Contractors should also hope to see a rethink on April’s Travel & Subsistence legislation, harsh in its potential to hit both umbrella and PSC contractors. As ContractorUK noted recently: “More than 50 MP’s have signed a joint-letter urging George Osborne to use Wednesday’s Budget to end the ‘sticking plaster’ approach taken towards contractors and contracting. Prominent figures from the Tories, Lib Dems, SNP and Labour, including Treasury Select Committee member Helen Goodman MP, all signed the letter, organised by PRISM.” They go on to note: “It is time for government to conduct a strategic review… to end the sticking plaster approach, bring clarity… and give all types of workers a fair deal and equal recognition.”
The contracting community will hope for more delays in response to the IR35 ‘discussion document‘ designed to improve the effectiveness of the rule for the exchequer. For now, all that we know is that the government “continues to be interested” in IR35. There also appears to have been a delay in the programming and release of a new ESI tool, which was originally scheduled for April 2016 and has now been moved, in beta version only, to “spring 2016.” It’s fair to say that if nothing about IR35 appears in next Wednesday’s Budget, contractors and the self-employed will be happy.
Finally, contractors shouldn’t expect a completely smooth ride when it comes to their personal finances. Although rumours in the run up to the 2015 Autumn Statement of contractors being forced to join the payroll after a month or two appear to have been unfounded, April’s withdrawal of dividend tax credits, the introduction of new restrictions on expenses, and a stamp duty levy for those buying a second property or buy-to-let has left many contractors hoping George Osborne will simply leave them alone on 16th March.
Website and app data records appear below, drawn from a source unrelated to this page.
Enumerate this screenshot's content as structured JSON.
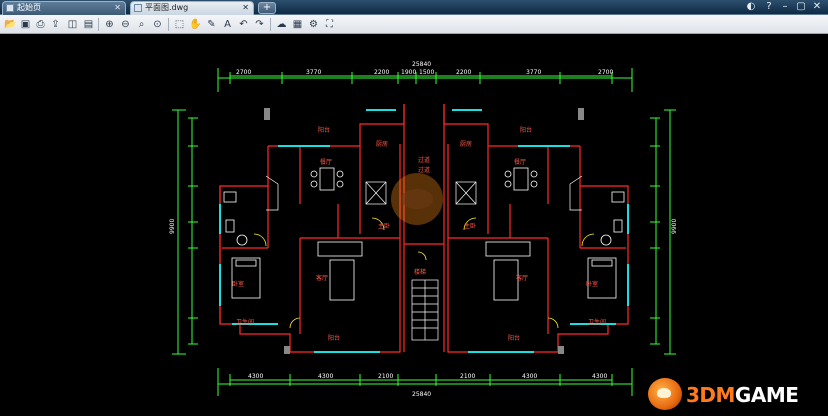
{
  "window": {
    "tabs": [
      {
        "label": "起始页"
      },
      {
        "label": "平面图.dwg"
      }
    ],
    "new_tab_label": "+"
  },
  "toolbar": {
    "icons": [
      "open-icon",
      "save-icon",
      "print-icon",
      "export-icon",
      "layers-icon",
      "measure-icon",
      "zoom-in-icon",
      "zoom-out-icon",
      "zoom-window-icon",
      "zoom-extent-icon",
      "select-icon",
      "pan-icon",
      "pencil-icon",
      "text-icon",
      "undo-icon",
      "redo-icon",
      "cloud-icon",
      "layout-icon",
      "settings-icon",
      "fullscreen-icon"
    ]
  },
  "drawing": {
    "dimensions_top": [
      "2700",
      "3770",
      "2200",
      "1900",
      "1500",
      "2200",
      "3770",
      "2700"
    ],
    "overall_top": "25840",
    "overall_bottom": "25840",
    "dimensions_bottom": [
      "4300",
      "4300",
      "2100",
      "2100",
      "4300",
      "4300"
    ],
    "side_dim_left": "9900",
    "side_dim_right": "9900",
    "room_labels": [
      "阳台",
      "阳台",
      "厨房",
      "厨房",
      "卧室",
      "卧室",
      "客厅",
      "客厅",
      "主卧",
      "主卧",
      "阳台",
      "阳台",
      "卫生间",
      "卫生间",
      "餐厅",
      "餐厅",
      "过道",
      "过道",
      "楼梯"
    ]
  },
  "watermark": {
    "prefix": "3DM",
    "suffix": "GAME"
  },
  "colors": {
    "wall": "#ff2a2a",
    "dimension": "#39ff39",
    "window": "#19e0e0",
    "furniture": "#ffffff",
    "door": "#ffee22",
    "accent": "#ff7a1a"
  }
}
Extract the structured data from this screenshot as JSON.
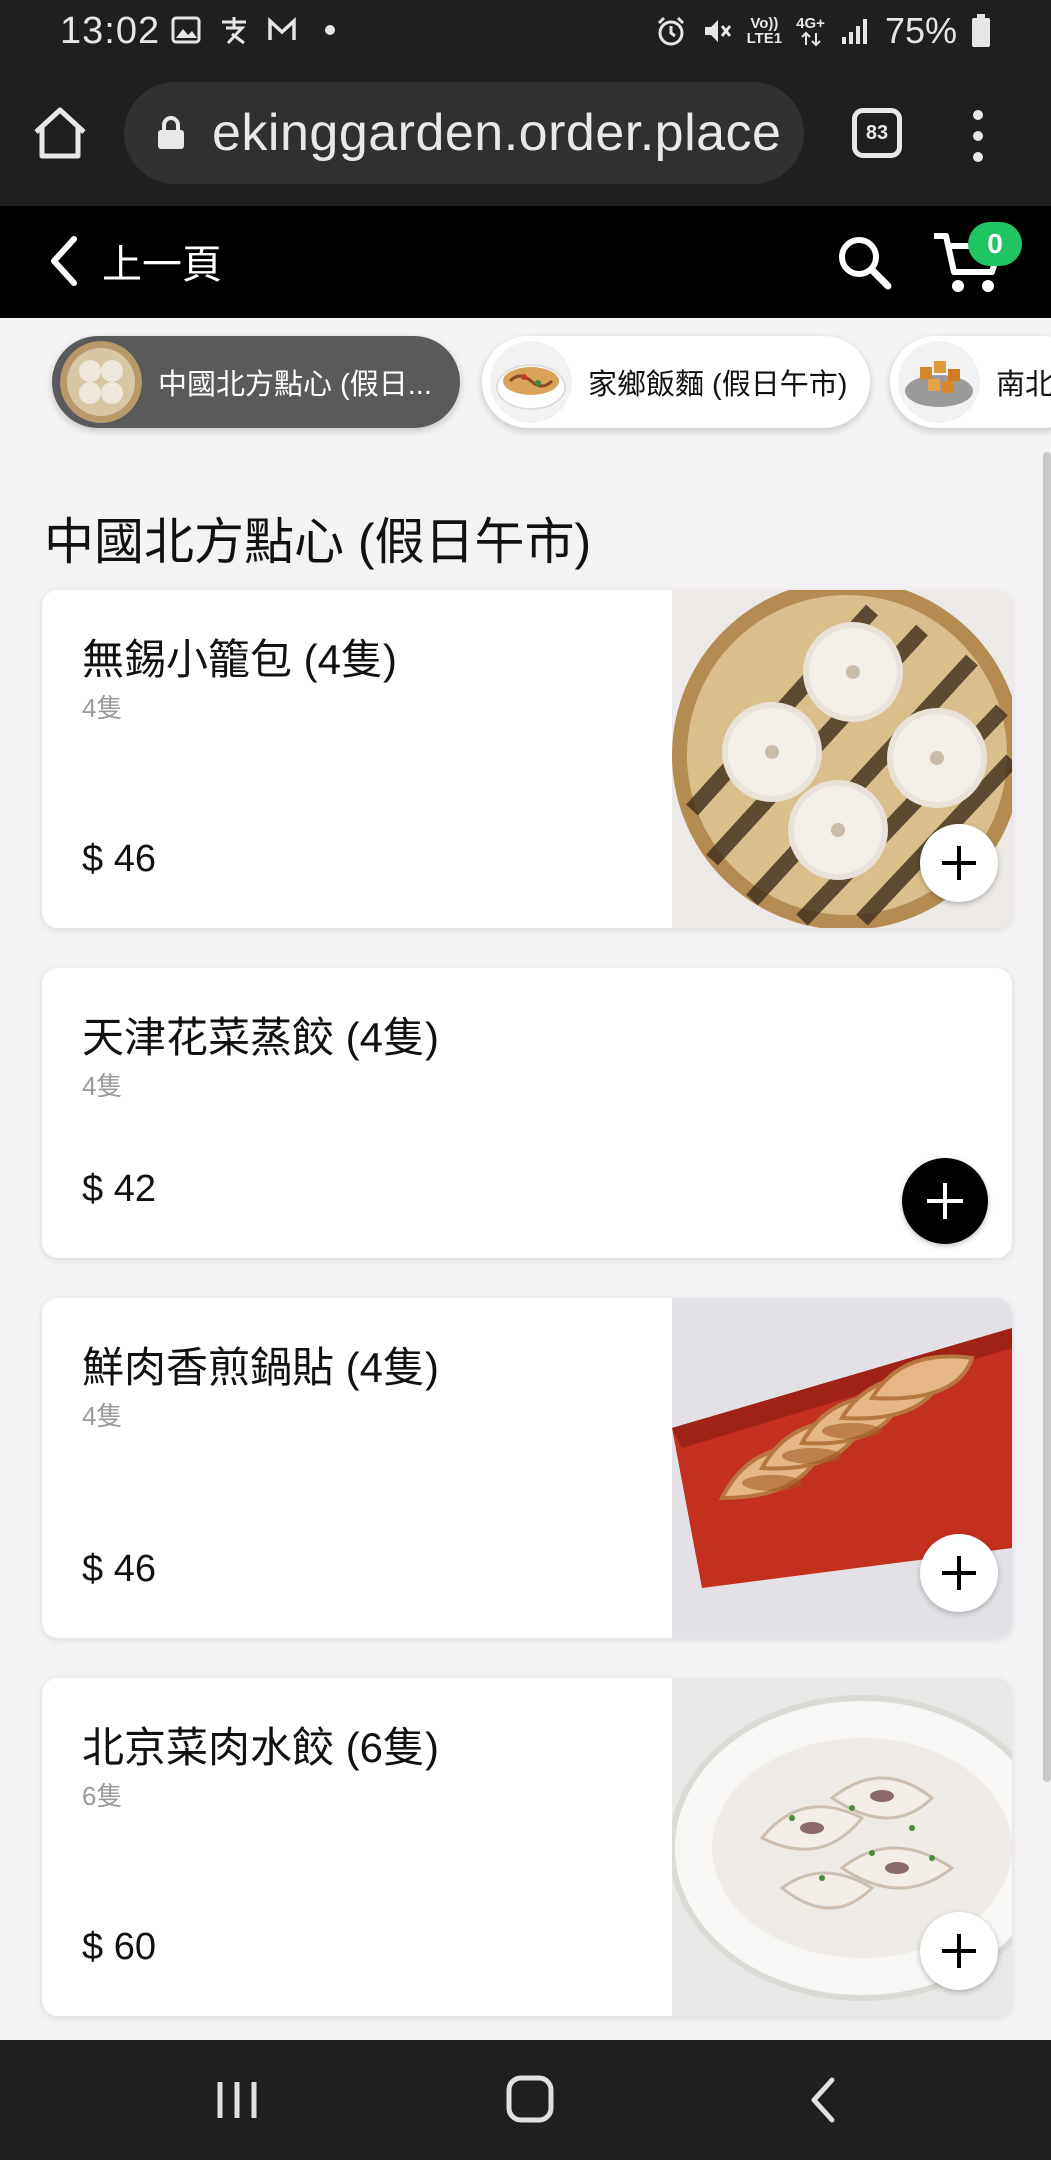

Of course, there may be more surprises just around the corner. Whatever happens, join us on the 16th on Twitter as we break down the Budget in real time, and look out for our round-up blog post later in the day. What are you expecting to happen next week? Let us know in the comments below, or join the debate over on our Twitter, Facebook, and LinkedIn pages. If you’re a contractor looking for insurance, simply give one of our friendly customer services team a call on 01242 808740, or visit our website to get an immediate quote.